Before Sept. 11, 2001, sports figures often were lauded as heroes for what they did on the field. As such, when someone from your hometown earns a World Series ring after decades in Major League Baseball, he could qualify as a hero to many. Steubenville’s Rich Donnelly certainly easily fit that bill, winning a ring as a coach with the Florida Marlins in 1997. The city and his friends were understandably proud of the coach.
The true heroism of the story comes when one hears Donnelly’s story of the loss of his daughter to brain cancer and how he relates that to the moment of victory, of triumph and tears and wins and losses at life and how they fit together. When one considers the positive attitude Donnelly exudes despite life’s struggles, the lessons of faith he teaches without preaching, the word “hero” is easy to apply.

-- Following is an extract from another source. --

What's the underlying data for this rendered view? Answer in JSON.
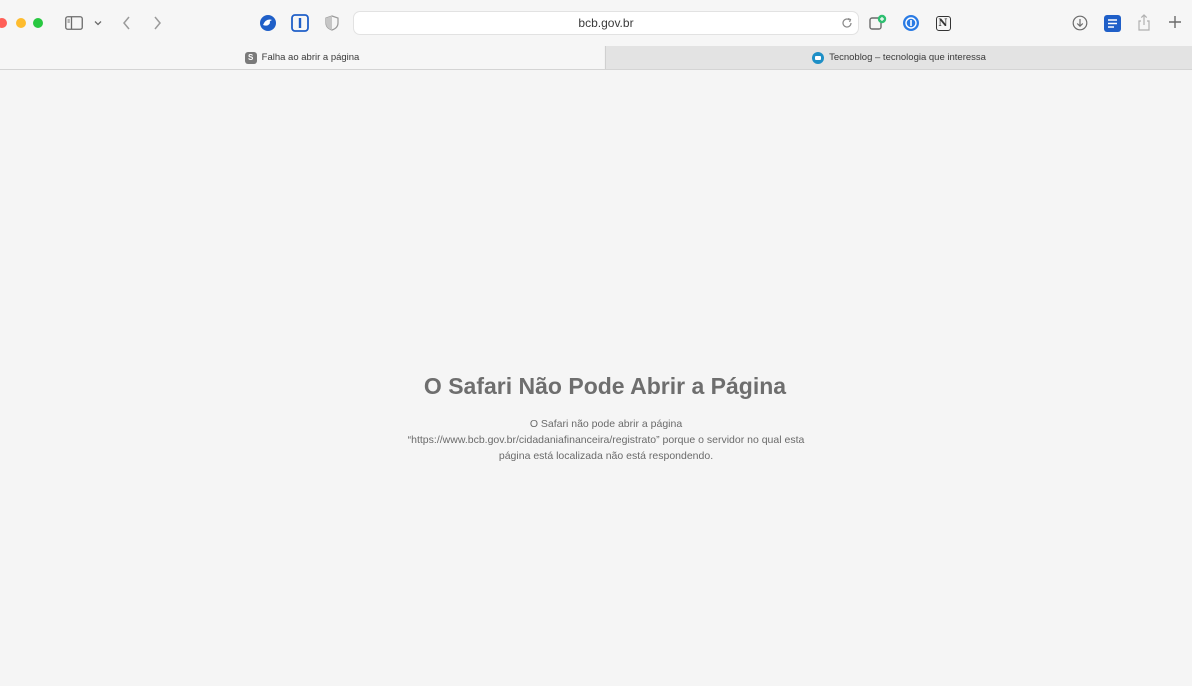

But it’s not just the father of the Donnellys who qualifies. Certainly, daughter Amy qualifies for exuding that positive attitude while facing the disease that claimed her life. Stories about her say classmates were inspired by her in her Texas high school.
Two other Donnelly daughters were credited with shielding people from bullets as the Las Vegas massacre took place in October, willingly putting themselves in harm’s way to aid others.
Heroes? No doubt.
And, last Sunday night, another member of Donnelly’s family qualified, but lost his life, mixing the triumph of the good of the human spirit with the ultimate sacrifice.
Michael Donnelly had stopped to help a woman who was helping a motorist push a car off a busy Dallas highway. Another vehicle swerved and struck Donnelly and the woman, who survived the crash because, she says, Michael Donnelly pulled her at the last moment, saving her from bearing the brunt of the impact. He was pronounced dead at a Dallas hospital.
According to news reports from a Dallas TV station, the woman hails Michael Donnelly as her hero, and a humbled Rich Donnelly in Steubenville told her she was doing a heroic act in helping the other motorist, and that he is at peace with the loss of his son. The loss of a son doing something good to help other people.
There are heroes in our midst to be sure. It’s something beyond the field of athletic endeavor that shapes them and sets the example for us all.